Please return each entry exactly as it appears, but not the pictures.

(Excerpts from an interface dataset)
== Segment start ==
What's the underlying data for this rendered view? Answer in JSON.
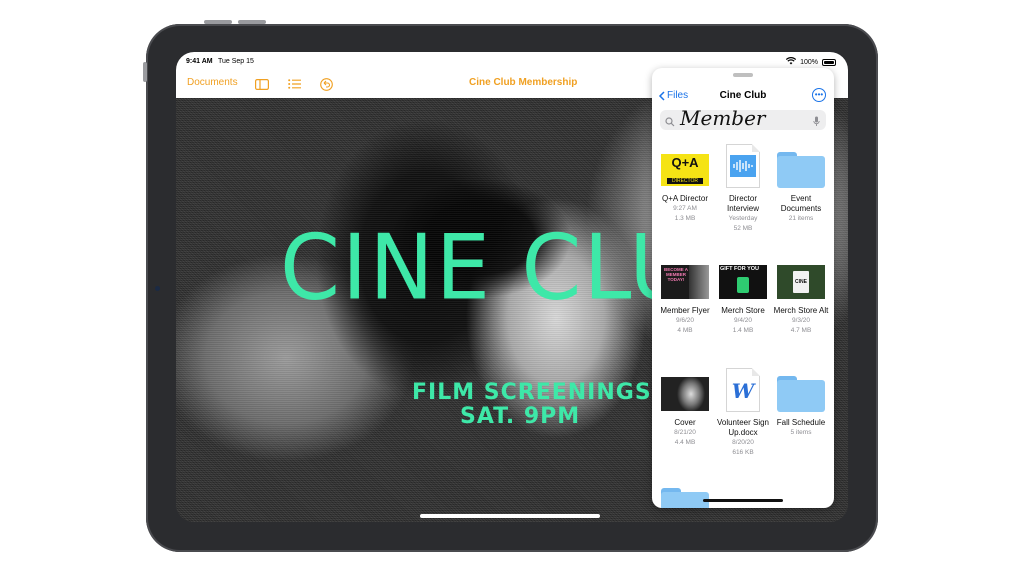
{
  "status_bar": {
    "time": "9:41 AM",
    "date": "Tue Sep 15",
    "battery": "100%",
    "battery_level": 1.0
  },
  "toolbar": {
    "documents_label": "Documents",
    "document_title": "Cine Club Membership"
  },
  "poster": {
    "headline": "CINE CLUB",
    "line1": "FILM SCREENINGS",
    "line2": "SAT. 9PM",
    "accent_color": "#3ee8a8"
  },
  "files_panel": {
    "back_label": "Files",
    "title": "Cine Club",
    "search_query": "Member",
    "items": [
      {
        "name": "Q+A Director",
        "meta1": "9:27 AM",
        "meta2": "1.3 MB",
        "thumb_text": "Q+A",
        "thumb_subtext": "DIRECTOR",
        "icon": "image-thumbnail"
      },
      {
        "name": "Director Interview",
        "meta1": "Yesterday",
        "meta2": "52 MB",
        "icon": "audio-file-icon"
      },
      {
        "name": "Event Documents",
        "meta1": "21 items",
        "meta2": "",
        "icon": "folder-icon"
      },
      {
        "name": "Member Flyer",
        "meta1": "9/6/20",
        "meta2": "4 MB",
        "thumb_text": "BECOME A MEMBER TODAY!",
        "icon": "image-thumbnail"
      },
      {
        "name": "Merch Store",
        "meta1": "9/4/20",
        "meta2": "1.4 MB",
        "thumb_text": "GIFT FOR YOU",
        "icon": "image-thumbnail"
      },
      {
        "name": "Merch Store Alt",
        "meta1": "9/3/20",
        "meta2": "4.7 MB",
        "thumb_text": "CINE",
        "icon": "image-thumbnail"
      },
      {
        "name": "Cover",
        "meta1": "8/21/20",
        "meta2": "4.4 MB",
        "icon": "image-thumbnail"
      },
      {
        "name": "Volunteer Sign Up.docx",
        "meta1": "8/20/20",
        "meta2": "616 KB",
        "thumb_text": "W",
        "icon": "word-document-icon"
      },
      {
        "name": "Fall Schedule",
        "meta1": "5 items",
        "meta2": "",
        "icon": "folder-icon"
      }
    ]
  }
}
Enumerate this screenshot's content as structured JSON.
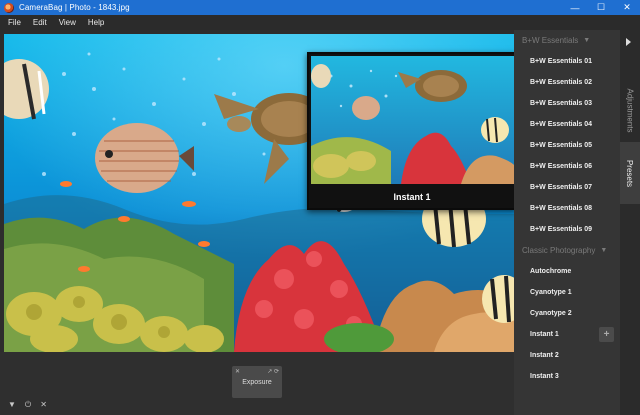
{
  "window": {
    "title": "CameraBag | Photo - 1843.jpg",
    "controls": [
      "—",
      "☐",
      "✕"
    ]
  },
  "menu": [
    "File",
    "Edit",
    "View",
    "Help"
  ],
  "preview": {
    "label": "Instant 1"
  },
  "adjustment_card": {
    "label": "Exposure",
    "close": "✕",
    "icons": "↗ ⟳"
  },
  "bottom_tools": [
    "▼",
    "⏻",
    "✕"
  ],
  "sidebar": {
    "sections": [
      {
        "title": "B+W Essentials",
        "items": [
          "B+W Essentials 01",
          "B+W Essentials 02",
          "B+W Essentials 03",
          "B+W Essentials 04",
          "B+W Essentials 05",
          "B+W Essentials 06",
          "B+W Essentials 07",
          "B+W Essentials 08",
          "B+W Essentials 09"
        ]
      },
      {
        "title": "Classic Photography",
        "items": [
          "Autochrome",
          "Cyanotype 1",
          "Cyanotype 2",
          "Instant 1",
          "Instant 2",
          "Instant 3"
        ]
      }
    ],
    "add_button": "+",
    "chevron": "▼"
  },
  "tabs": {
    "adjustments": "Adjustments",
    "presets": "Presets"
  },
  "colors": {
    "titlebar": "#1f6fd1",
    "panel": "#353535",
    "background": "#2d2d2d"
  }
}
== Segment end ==
--- EXERCISE RESULT ---
What's the underlying data for this rendered view? Answer in JSON.
{
  "status_bar": {
    "time": "9:41 AM",
    "date": "Tue Sep 15",
    "battery": "100%",
    "battery_level": 1.0
  },
  "toolbar": {
    "documents_label": "Documents",
    "document_title": "Cine Club Membership"
  },
  "poster": {
    "headline": "CINE CLUB",
    "line1": "FILM SCREENINGS",
    "line2": "SAT. 9PM",
    "accent_color": "#3ee8a8"
  },
  "files_panel": {
    "back_label": "Files",
    "title": "Cine Club",
    "search_query": "Member",
    "items": [
      {
        "name": "Q+A Director",
        "meta1": "9:27 AM",
        "meta2": "1.3 MB",
        "thumb_text": "Q+A",
        "thumb_subtext": "DIRECTOR",
        "icon": "image-thumbnail"
      },
      {
        "name": "Director Interview",
        "meta1": "Yesterday",
        "meta2": "52 MB",
        "icon": "audio-file-icon"
      },
      {
        "name": "Event Documents",
        "meta1": "21 items",
        "meta2": "",
        "icon": "folder-icon"
      },
      {
        "name": "Member Flyer",
        "meta1": "9/6/20",
        "meta2": "4 MB",
        "thumb_text": "BECOME A MEMBER TODAY!",
        "icon": "image-thumbnail"
      },
      {
        "name": "Merch Store",
        "meta1": "9/4/20",
        "meta2": "1.4 MB",
        "thumb_text": "GIFT FOR YOU",
        "icon": "image-thumbnail"
      },
      {
        "name": "Merch Store Alt",
        "meta1": "9/3/20",
        "meta2": "4.7 MB",
        "thumb_text": "CINE",
        "icon": "image-thumbnail"
      },
      {
        "name": "Cover",
        "meta1": "8/21/20",
        "meta2": "4.4 MB",
        "icon": "image-thumbnail"
      },
      {
        "name": "Volunteer Sign Up.docx",
        "meta1": "8/20/20",
        "meta2": "616 KB",
        "thumb_text": "W",
        "icon": "word-document-icon"
      },
      {
        "name": "Fall Schedule",
        "meta1": "5 items",
        "meta2": "",
        "icon": "folder-icon"
      }
    ]
  }
}
Enumerate this screenshot's content as structured JSON.
{
  "window": {
    "title": "CameraBag | Photo - 1843.jpg",
    "controls": [
      "—",
      "☐",
      "✕"
    ]
  },
  "menu": [
    "File",
    "Edit",
    "View",
    "Help"
  ],
  "preview": {
    "label": "Instant 1"
  },
  "adjustment_card": {
    "label": "Exposure",
    "close": "✕",
    "icons": "↗ ⟳"
  },
  "bottom_tools": [
    "▼",
    "⏻",
    "✕"
  ],
  "sidebar": {
    "sections": [
      {
        "title": "B+W Essentials",
        "items": [
          "B+W Essentials 01",
          "B+W Essentials 02",
          "B+W Essentials 03",
          "B+W Essentials 04",
          "B+W Essentials 05",
          "B+W Essentials 06",
          "B+W Essentials 07",
          "B+W Essentials 08",
          "B+W Essentials 09"
        ]
      },
      {
        "title": "Classic Photography",
        "items": [
          "Autochrome",
          "Cyanotype 1",
          "Cyanotype 2",
          "Instant 1",
          "Instant 2",
          "Instant 3"
        ]
      }
    ],
    "add_button": "+",
    "chevron": "▼"
  },
  "tabs": {
    "adjustments": "Adjustments",
    "presets": "Presets"
  },
  "colors": {
    "titlebar": "#1f6fd1",
    "panel": "#353535",
    "background": "#2d2d2d"
  }
}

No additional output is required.